Athletes of all kinds recognize that mental preparation is as important as physical training. In Part 1 and Part 2 of this series, we looked at tangible ways to prepare for a workout – whether it be daily training or possibly a competition – and how to stay focused and positive during the WOD itself.
Ultimately, however, CrossFitters want to be good at life, not just good at being fit. In this last installment of our three-part series on mental training, several elite athletes share their wisdom on maintaining a healthy perspective on how handling physical challenges translates to pushing toward greater life goals.
Blair Morrison, 7th place finisher in the 2011 CrossFit Games, writes a regular “Fitness Is…” column in his blog Anywherefit. In his essay “Fitness Is… Doubt,” he reflects that if we never face our fears – in life or in CrossFit – and try to push past them, then our ability to do so fades slowly over time:
In order to truly grow we must be willing to live on the margins and step outside our comfort zone, in many cases risking failure. We need to tap into the stores of courage and determination that most days lie collecting dust. If we don’t, they lose their potency.
He encourages people to push against the limitations they place on themselves:
Rather than silently dreading the day when double unders come up in a WOD, do so many of them that you’d just as soon skip rope across the street as you would walk there. Rather than telling yourself you’re too old to keep up with the fire-breathers, re-define your limits and stop making excuses. Refuse to be intimidated by your weaknesses and you might discover that all this time that you were drowning yourself in a 3-foot pool.
That “pool” is often comprised of negative self-talk from all parts of our lives.
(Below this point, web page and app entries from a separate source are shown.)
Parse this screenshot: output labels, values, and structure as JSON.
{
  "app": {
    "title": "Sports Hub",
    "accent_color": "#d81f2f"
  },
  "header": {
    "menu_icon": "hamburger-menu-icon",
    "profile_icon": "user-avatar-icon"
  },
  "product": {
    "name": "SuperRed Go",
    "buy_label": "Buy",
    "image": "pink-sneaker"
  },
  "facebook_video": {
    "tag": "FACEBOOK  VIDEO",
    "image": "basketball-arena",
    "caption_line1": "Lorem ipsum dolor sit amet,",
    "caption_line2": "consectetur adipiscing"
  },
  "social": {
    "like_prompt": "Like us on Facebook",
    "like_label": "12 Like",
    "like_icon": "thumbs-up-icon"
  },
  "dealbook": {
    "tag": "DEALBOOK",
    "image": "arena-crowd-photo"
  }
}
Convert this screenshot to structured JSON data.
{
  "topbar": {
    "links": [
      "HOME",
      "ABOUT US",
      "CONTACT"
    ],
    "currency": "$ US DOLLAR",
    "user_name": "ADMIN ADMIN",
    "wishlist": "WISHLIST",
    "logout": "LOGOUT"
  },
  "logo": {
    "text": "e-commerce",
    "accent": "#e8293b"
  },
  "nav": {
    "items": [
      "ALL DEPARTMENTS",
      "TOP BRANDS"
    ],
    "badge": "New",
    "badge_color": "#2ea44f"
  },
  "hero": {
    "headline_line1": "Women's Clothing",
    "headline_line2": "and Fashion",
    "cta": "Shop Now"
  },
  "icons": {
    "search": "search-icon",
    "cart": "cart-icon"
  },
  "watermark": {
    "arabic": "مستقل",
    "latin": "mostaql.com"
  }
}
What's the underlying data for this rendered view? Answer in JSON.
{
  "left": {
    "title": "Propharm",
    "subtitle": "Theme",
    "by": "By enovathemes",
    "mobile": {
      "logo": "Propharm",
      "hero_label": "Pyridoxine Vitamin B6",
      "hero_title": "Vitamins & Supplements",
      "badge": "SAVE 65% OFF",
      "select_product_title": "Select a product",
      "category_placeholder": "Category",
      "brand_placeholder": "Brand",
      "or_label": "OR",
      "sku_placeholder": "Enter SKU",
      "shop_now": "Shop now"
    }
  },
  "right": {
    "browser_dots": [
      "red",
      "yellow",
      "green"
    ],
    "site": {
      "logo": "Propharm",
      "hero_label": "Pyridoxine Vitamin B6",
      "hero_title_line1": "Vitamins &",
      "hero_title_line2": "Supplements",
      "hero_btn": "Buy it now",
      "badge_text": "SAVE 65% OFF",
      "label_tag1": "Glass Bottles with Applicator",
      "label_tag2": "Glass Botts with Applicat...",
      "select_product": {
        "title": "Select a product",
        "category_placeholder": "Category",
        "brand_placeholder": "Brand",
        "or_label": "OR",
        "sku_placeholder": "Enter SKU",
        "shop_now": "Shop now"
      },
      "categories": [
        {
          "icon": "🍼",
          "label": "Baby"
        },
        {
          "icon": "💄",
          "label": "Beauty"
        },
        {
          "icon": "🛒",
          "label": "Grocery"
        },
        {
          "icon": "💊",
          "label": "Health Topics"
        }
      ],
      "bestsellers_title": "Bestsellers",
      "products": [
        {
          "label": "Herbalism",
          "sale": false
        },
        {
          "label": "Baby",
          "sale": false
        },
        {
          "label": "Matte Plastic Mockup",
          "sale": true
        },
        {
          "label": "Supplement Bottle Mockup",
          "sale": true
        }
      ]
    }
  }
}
Acknowledge that it’s there, and replace it with positives and new goals.
On Mental Toughness
Even the best, most experienced athletes face the kind of doubt Blair Morrison describes. Sage Burgener, daughter of Olympic lifting coach Mike Burgener, writes of how hard it was to train for the CrossFit Games. How could she measure up to all of the elite athletes around her who seemed to dominate workouts effortlessly? She turned to her brother, Casey Burgener, who wrote her an inspiring letter in response:
…You have to be comfortable with the possibility that you may succeed tremendously, or fail miserably (in terms of winning and losing). The important thing is that you committed, and you did everything you could to make it happen. Trust me, if you do that, the thoughts about winning and losing seem to almost disappear. It’s about overcoming yourself, and pushing yourself to become greater than you were the day before, that’s what really matters….
Mental toughness for me has always been hard to explain. I’ve never really thought that I was mentally tough, but the reason why I was successful in meets is because I KNEW what I was capable of. I can’t tell you how many times I’ve wanted to quit lifting, or give up, but I didn’t because I committed to what I was doing…When you commit to whatever it is in life, make sure it’s a positive direction, and just don’t quit. Fight with all of your being to achieve what you set out to, and know that you’re becoming a better person because of it. So even if you have a bad day, or hate CrossFit, or lifting, or school, or whatever it is, you can still have the confidence that what you’re doing is making you better in some way, and that is a beautiful feeling.
You can’t do this for the instant gratification of a PR every week. You have to look down the road and understand that you may not PR for 8 more months, and you have to be OK with that and understand that you will have to love the road you’re traveling as much as the destination to which you come.
In short: Embrace the process, even when it challenges you the most.
The Big Picture
1. Practice your weaknesses.
Embrace every exposure to them as an opportunity to practice perfectly and gather experience and insight about a difficult adversary…. Attend days when those weaknesses are programmed, or program them yourself during open gym days.
2. Spend time to consider what CrossFit means in your life and why you stick with it.
Aside from the infinitesimal percentage of elite, competitive CrossFit athletes, most of us come to the gym for reasons that all fall under the umbrella of “Improving Quality of Life.” Increasing work capacity, being able to participate in new and challenging activities, looking better naked — all of these are broad, life-oriented goals that we work towards every single time we come to the gym, whether it’s a day when we hit a PR or where we bail on every set.
3. Remember that your ability to CrossFit is a privilege in itself.
You have a life that allows you to spend a nice chunk of time each week picking up heavy stuff, running, jumping….Your worst day at the gym is better than a day sitting on the couch mainlining Pringles.
A Final Thought
As human beings, it is normal to have feelings of fear and doubt, to underestimate our own abilities. But instead of being paralyzed or tormented by those feelings, we have to nurture an attitude of positive thinking, one that celebrates effort as much as accomplishment. Strengthening one’s mental game as a CrossFit athlete can only have positive impact on all of the other aspects of life.